--- Data for the task ---

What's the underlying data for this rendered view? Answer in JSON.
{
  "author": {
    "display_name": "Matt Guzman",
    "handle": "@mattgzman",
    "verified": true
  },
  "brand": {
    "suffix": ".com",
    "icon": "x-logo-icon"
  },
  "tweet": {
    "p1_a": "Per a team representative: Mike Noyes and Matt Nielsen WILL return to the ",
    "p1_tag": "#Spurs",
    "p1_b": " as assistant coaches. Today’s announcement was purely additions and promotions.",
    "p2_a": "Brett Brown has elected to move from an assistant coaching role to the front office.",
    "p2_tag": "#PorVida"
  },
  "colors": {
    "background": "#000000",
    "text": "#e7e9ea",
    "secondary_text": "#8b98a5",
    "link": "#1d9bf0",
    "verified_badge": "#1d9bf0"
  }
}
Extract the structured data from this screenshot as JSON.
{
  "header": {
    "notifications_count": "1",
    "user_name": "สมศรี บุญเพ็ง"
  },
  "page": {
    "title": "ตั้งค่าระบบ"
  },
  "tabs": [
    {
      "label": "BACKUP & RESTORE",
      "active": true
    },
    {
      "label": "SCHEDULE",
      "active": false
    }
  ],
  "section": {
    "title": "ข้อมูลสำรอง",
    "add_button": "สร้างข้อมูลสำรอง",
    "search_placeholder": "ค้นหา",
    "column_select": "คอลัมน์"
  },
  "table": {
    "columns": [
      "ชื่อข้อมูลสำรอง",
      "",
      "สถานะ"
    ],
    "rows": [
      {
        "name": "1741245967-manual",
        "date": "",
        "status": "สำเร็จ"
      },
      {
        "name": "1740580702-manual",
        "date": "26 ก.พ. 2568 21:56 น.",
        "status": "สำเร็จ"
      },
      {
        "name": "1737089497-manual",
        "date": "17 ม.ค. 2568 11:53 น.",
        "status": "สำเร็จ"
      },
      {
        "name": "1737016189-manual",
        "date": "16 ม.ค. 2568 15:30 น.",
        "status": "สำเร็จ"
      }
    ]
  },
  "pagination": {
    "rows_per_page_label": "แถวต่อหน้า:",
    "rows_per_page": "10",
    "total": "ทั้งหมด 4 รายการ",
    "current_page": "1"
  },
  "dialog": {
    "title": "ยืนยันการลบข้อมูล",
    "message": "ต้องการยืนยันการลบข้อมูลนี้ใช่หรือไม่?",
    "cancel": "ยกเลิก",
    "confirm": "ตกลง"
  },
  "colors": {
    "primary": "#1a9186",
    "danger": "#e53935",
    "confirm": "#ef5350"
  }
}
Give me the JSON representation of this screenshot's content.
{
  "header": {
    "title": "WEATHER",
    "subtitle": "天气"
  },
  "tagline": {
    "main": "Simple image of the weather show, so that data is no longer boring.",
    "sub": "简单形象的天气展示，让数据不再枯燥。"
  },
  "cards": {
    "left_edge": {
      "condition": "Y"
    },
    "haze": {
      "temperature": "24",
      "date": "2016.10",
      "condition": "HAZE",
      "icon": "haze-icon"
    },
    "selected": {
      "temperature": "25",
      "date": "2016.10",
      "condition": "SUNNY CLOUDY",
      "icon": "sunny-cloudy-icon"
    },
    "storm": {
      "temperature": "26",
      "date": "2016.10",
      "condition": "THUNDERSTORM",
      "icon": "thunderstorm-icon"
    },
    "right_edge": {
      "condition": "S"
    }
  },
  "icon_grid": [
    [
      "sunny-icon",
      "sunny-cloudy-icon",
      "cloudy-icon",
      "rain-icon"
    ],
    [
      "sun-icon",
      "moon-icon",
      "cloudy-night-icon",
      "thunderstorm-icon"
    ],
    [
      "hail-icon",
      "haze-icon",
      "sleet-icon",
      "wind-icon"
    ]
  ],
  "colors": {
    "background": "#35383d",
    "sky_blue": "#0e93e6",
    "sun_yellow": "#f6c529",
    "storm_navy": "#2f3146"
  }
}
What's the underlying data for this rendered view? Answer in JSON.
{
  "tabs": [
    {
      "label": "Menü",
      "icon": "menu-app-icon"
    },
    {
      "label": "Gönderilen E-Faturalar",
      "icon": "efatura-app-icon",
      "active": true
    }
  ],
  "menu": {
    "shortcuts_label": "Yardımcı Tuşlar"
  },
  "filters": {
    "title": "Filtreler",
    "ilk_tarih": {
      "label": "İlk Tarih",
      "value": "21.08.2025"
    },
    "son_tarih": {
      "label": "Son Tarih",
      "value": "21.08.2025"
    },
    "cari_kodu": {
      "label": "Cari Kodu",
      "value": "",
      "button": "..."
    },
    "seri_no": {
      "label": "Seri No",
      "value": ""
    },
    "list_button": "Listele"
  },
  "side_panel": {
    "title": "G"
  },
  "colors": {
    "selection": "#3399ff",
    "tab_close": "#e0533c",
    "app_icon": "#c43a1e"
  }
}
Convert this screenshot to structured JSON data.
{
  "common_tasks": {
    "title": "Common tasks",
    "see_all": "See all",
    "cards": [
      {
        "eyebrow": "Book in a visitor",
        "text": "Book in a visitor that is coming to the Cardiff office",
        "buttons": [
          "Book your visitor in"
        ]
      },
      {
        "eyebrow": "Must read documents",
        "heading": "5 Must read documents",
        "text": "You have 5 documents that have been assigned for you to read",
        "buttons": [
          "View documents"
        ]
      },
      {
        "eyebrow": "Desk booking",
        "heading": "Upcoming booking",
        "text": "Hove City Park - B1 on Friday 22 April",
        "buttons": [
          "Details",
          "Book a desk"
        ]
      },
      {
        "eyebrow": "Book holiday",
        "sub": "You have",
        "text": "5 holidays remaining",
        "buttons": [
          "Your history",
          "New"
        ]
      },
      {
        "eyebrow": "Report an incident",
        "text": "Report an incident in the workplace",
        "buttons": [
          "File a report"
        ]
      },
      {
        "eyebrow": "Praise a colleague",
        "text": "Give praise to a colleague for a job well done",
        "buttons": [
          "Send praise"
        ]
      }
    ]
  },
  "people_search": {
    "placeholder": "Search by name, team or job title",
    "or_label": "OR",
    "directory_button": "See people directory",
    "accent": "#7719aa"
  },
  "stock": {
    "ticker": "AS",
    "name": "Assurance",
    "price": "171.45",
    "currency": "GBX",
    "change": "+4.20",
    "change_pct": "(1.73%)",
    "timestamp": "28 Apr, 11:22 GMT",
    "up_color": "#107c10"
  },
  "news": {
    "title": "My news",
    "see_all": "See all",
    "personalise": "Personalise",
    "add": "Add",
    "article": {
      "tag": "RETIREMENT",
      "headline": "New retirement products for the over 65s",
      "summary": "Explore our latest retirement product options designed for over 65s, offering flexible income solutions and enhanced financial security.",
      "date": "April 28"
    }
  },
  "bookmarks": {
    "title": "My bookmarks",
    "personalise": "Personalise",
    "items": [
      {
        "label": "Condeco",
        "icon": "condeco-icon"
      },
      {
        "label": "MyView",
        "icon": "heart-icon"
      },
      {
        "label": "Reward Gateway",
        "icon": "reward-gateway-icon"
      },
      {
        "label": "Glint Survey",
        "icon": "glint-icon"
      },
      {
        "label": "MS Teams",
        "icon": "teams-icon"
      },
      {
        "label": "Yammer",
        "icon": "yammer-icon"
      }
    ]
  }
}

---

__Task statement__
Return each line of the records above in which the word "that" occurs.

__Completed exercise__
    "main": "Simple image of the weather show, so that data is no longer boring.",
        "text": "Book in a visitor that is coming to the Cardiff office",
        "text": "You have 5 documents that have been assigned for you to read",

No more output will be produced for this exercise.